Toronto police have apprehended a 60-year-old woman wanted in a downtown stabbing Thursday after rappelling down a highrise building to take her into custody.
Police sources tell CBC News the woman was Ellis Kirkland, who was wanted in connection with the stabbing near Yonge and Bloor streets that left a man, 67, in life-threatening condition.
Kirkland is a Harvard-educated woman who has worked as a provincial lobbyist and is a non-governmental organization executive. She was taken into custody at about 3:30 p.m. at the building near Church and Charles streets.
Police negotiated with Kirkland for hours before two Emergency Task Force members rappelled down from the 28th floor of a hotel to the balcony on the 27th floor where Kirkland was located.
Police sources said Kirkland screamed when she saw the officers and tried to launch herself over the balcony. They stopped her and took her into custody.
A man was stabbed with a large kitchen knife in an apartment building in the Rosedale Valley Road and Park Road area around 7:30 a.m., police said.

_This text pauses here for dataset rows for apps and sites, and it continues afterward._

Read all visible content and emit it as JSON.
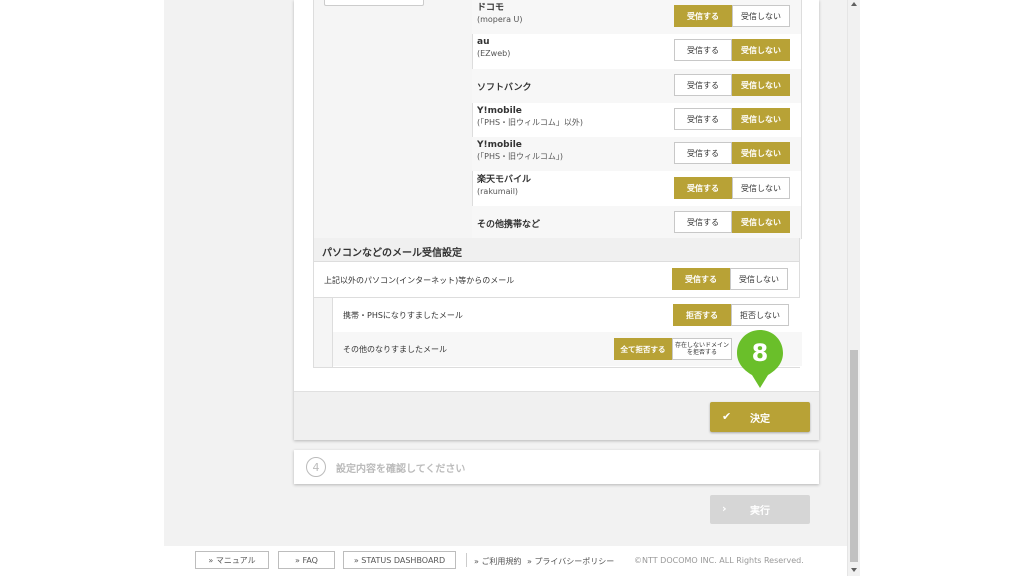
{
  "carriers": [
    {
      "name": "ドコモ",
      "sub": "(mopera U)",
      "selected": "receive"
    },
    {
      "name": "au",
      "sub": "(EZweb)",
      "selected": "reject"
    },
    {
      "name": "ソフトバンク",
      "sub": "",
      "selected": "reject"
    },
    {
      "name": "Y!mobile",
      "sub": "(「PHS・旧ウィルコム」以外)",
      "selected": "reject"
    },
    {
      "name": "Y!mobile",
      "sub": "(「PHS・旧ウィルコム」)",
      "selected": "reject"
    },
    {
      "name": "楽天モバイル",
      "sub": "(rakumail)",
      "selected": "receive"
    },
    {
      "name": "その他携帯など",
      "sub": "",
      "selected": "reject"
    }
  ],
  "toggle_labels": {
    "receive": "受信する",
    "reject": "受信しない"
  },
  "pc_section": {
    "title": "パソコンなどのメール受信設定",
    "pc_row": {
      "label": "上記以外のパソコン(インターネット)等からのメール",
      "on": "受信する",
      "off": "受信しない"
    },
    "spoof_row": {
      "label": "携帯・PHSになりすましたメール",
      "on": "拒否する",
      "off": "拒否しない"
    },
    "other_spoof_row": {
      "label": "その他のなりすましたメール",
      "on": "全て拒否する",
      "off_line1": "存在しないドメイン",
      "off_line2": "を拒否する"
    }
  },
  "decide_button": {
    "label": "決定"
  },
  "step_badge": "8",
  "step4": {
    "number": "4",
    "label": "設定内容を確認してください"
  },
  "execute_button": {
    "label": "実行"
  },
  "footer": {
    "manual": "» マニュアル",
    "faq": "» FAQ",
    "status": "» STATUS DASHBOARD",
    "terms": "» ご利用規約",
    "privacy": "» プライバシーポリシー",
    "copyright": "©NTT DOCOMO INC. ALL Rights Reserved."
  },
  "colors": {
    "accent": "#b8a236",
    "badge": "#6abf2a",
    "disabled": "#d6d6d6"
  }
}
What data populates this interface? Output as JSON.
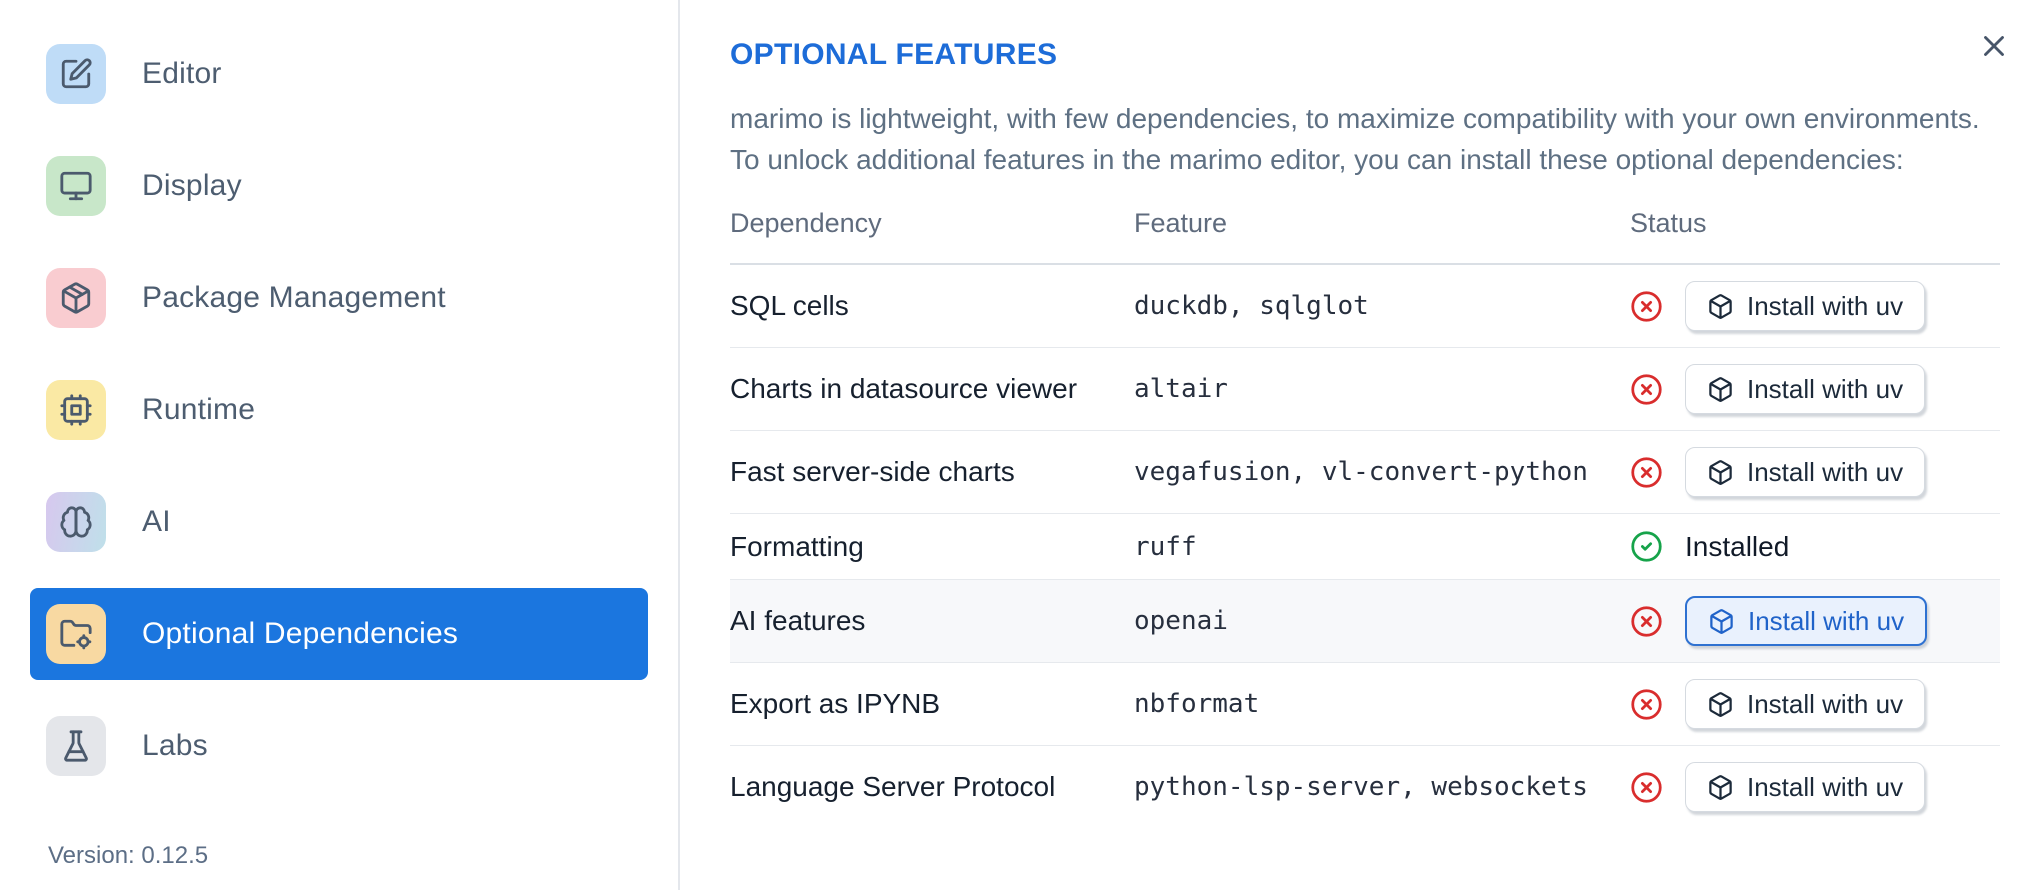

He is now in critical condition. He was rushed to a trauma centre initially in serious condition and his condition has deteriorated. He underwent an operation at the hospital.
Several residents have told CBC News the victim is the night-time concierge at the apartment building, although police have not confirmed that.
One resident of the building, Peter Thomsen, told CBC News that building management had told him the identity of the victim.
"I don't know him that well, but I see him in the morning when I go to work," Thomsen said.
"We just moved here, we've been here a year.… To think that one of your neighbours would do that. Yeah, it is shocking."
Police don't know what led to the stabbing. Police sources said the suspect and victim knew each other, but the stabbing was not a domestic dispute.
Const. Jenifferjit Sidhu of the Toronto police said the Emergency Task Force team brought the woman safely out of the building.
"Police have been here since before lunchtime negotiating with talking to a woman in crisis here at this location. She has now been taken into custody," she said.
Suspect a Harvard-educated executive
Kirkland was featured in an Ottawa Life magazine article published in October 2014. The article says Kirkland has a masters of architecture in urban design from Harvard University, with a specialty in large-scale infrastructure development, and a bachelors of architecture from the University of Toronto.
Ottawa Life says she was the first female president of the Ontario Association of Architects.
The NATO Association of Canada, a non-governmental organization founded in 1966 to promote knowledge and understanding of the NATO in Canada, confirms that Kirkland is currently a vice-president.
Doug Knight, another vice-president, said Kirkland has been a member of its executive for 20 years.
Knight said he had no comment on the incident.
Kirkland is chair and founder of the NATO Paxbuild Economic Platform, a project of the NATO Association of Canada that is "designed to encourage peace and security through economic stability," according to an online profile.
Her LinkedIn profile says she was previously vice-chair of a private company, Kirkland Global Corporation, and president of the Kirkland Partnership, a Toronto-based architectural firm with expertise in architecture, urban design and planning.
Records from Ontario's Office of the Integrity Commissioner show Kirkland was registered in 2015 as a provincial lobbyist for two First Nations, Fort Albany and Kashechewan. The company listed was the Kirkland Capital Corporation.